The name of Jarrow Slake is, incidentally, said to be a corruption of ‘Jarrow’s Lake’ though slake is probably a word in its own right. In local dialect the slake was sometimes known as Jarrow Slax. Slake was also the name of a tidal mudflat within the natural hook of the Hartlepool headland, an ancient spot associated with St. Hilda and later the focus of a medieval port.
Close to the monastic site of St Paul in Church Bank is Jarrow Hall which for many years served as the main museum housing finds from Jarrow. A brick building of around 1785 it was built by local industrialist Simon Temple who opened Jarrow Colliery (Temple Main Colliery) in 1803.
Later, Temple went bankrupt after making some poor investments and ended up living with his butler. Later occupants of the hall, which has a distinct bow-shaped front, included the Drewett family, the Mercantile Dock Company and from the 1920s, the Shell Mex company. In the 1930s another occupant, Catherine Chaytor, set up a woodden toy manufactory here in the hope of creating work for Jarrow’s unemployed at the time of the Jarrow March.
Over the years the hall fell into disrepair but had been acquired by Jarrow Borough Council. In the 1970s when it became the home of a museum – the Bede Monastery Museum – housing finds from the monastery of nearby St Paul. In the 1990s it became part of a much larger museum called Bede’s World. Bede’s World closed in February 2016, reopening on October 23, 2016 as a the world’s only Anglo-Saxon farm and village as well as a museum dedicated to Bede.
There are artefacts and archaeological finds from St Pauls monastery and collections of stained glass and displays relating to the Kingdom of Northumbria and the life of Bede at Bede’s World.

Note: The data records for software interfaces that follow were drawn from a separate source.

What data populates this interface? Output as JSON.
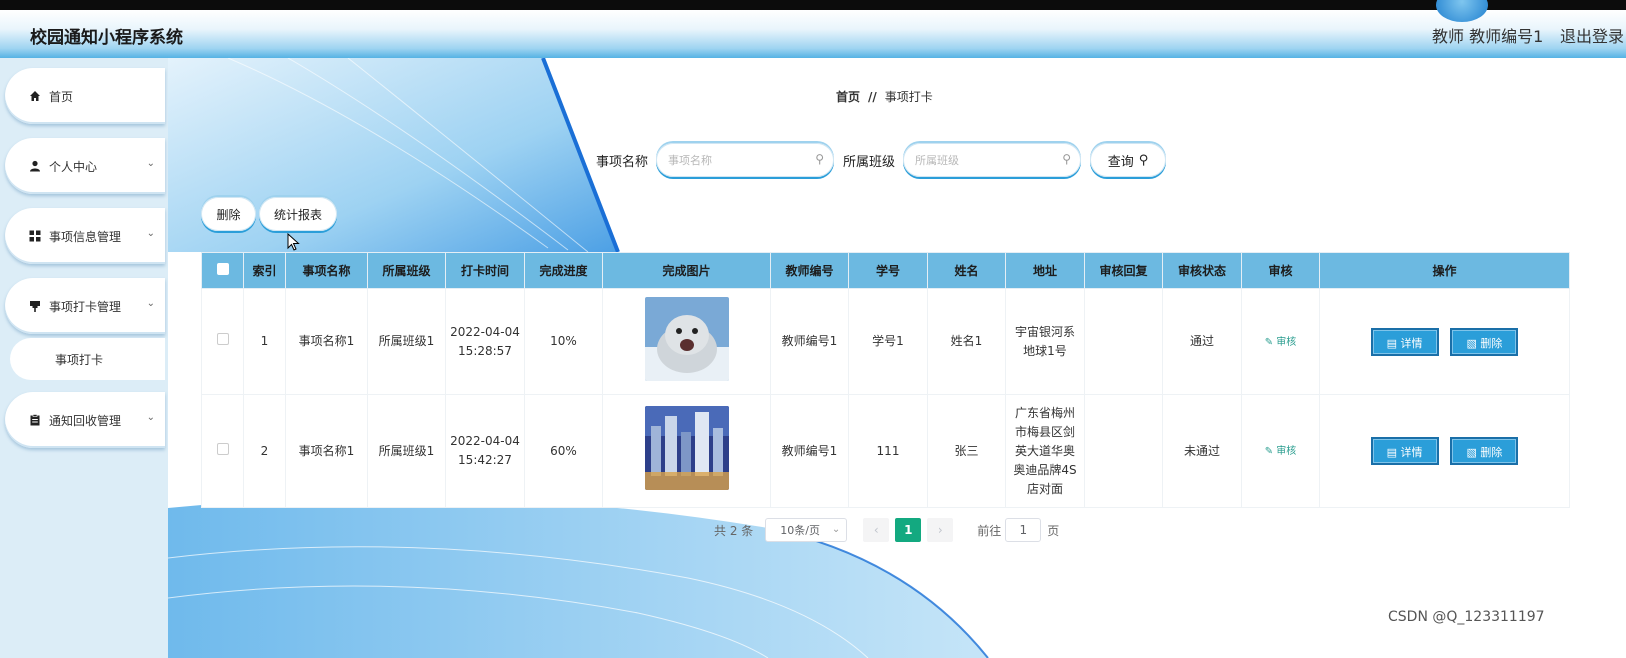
{
  "header": {
    "title": "校园通知小程序系统",
    "user": "教师 教师编号1",
    "logout": "退出登录"
  },
  "sidebar": {
    "items": [
      {
        "label": "首页",
        "icon": "home-icon"
      },
      {
        "label": "个人中心",
        "icon": "user-icon"
      },
      {
        "label": "事项信息管理",
        "icon": "grid-icon"
      },
      {
        "label": "事项打卡管理",
        "icon": "pin-icon"
      },
      {
        "label": "事项打卡",
        "icon": ""
      },
      {
        "label": "通知回收管理",
        "icon": "clipboard-icon"
      }
    ]
  },
  "breadcrumb": {
    "home": "首页",
    "sep": "//",
    "current": "事项打卡"
  },
  "search": {
    "item_label": "事项名称",
    "item_placeholder": "事项名称",
    "class_label": "所属班级",
    "class_placeholder": "所属班级",
    "query_label": "查询"
  },
  "actions": {
    "delete_label": "删除",
    "report_label": "统计报表"
  },
  "table": {
    "headers": [
      "索引",
      "事项名称",
      "所属班级",
      "打卡时间",
      "完成进度",
      "完成图片",
      "教师编号",
      "学号",
      "姓名",
      "地址",
      "审核回复",
      "审核状态",
      "审核",
      "操作"
    ],
    "rows": [
      {
        "index": "1",
        "item_name": "事项名称1",
        "class_name": "所属班级1",
        "time": "2022-04-04 15:28:57",
        "progress": "10%",
        "image": "seal-photo",
        "teacher_no": "教师编号1",
        "student_no": "学号1",
        "name": "姓名1",
        "address": "宇宙银河系地球1号",
        "reply": "",
        "status": "通过",
        "audit": "审核",
        "detail_btn": "详情",
        "delete_btn": "删除"
      },
      {
        "index": "2",
        "item_name": "事项名称1",
        "class_name": "所属班级1",
        "time": "2022-04-04 15:42:27",
        "progress": "60%",
        "image": "city-night-photo",
        "teacher_no": "教师编号1",
        "student_no": "111",
        "name": "张三",
        "address": "广东省梅州市梅县区剑英大道华奥奥迪品牌4S店对面",
        "reply": "",
        "status": "未通过",
        "audit": "审核",
        "detail_btn": "详情",
        "delete_btn": "删除"
      }
    ]
  },
  "pagination": {
    "total": "共 2 条",
    "page_size": "10条/页",
    "current_page": "1",
    "goto_label": "前往",
    "goto_value": "1",
    "page_suffix": "页"
  },
  "watermark": "CSDN @Q_123311197",
  "colors": {
    "header_blue": "#55b2e4",
    "table_header": "#6cb9e1",
    "button_blue": "#2b9ed9",
    "page_active": "#13a980"
  }
}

The Anglo-Saxon farm called Gyrwe (Yeerweh) features three large timber buildings with thatched roofs and two smaller buildings – a monk’s cell and a grubenhaus used as a cold storage. Cereal crops of the Anglo-Saxon era are grown on the farm and animals of a kind familiar to the Anglo-Saxons are raised on the site. It brings the world of the past to life enlightening people in ways that surely Bede would have approved.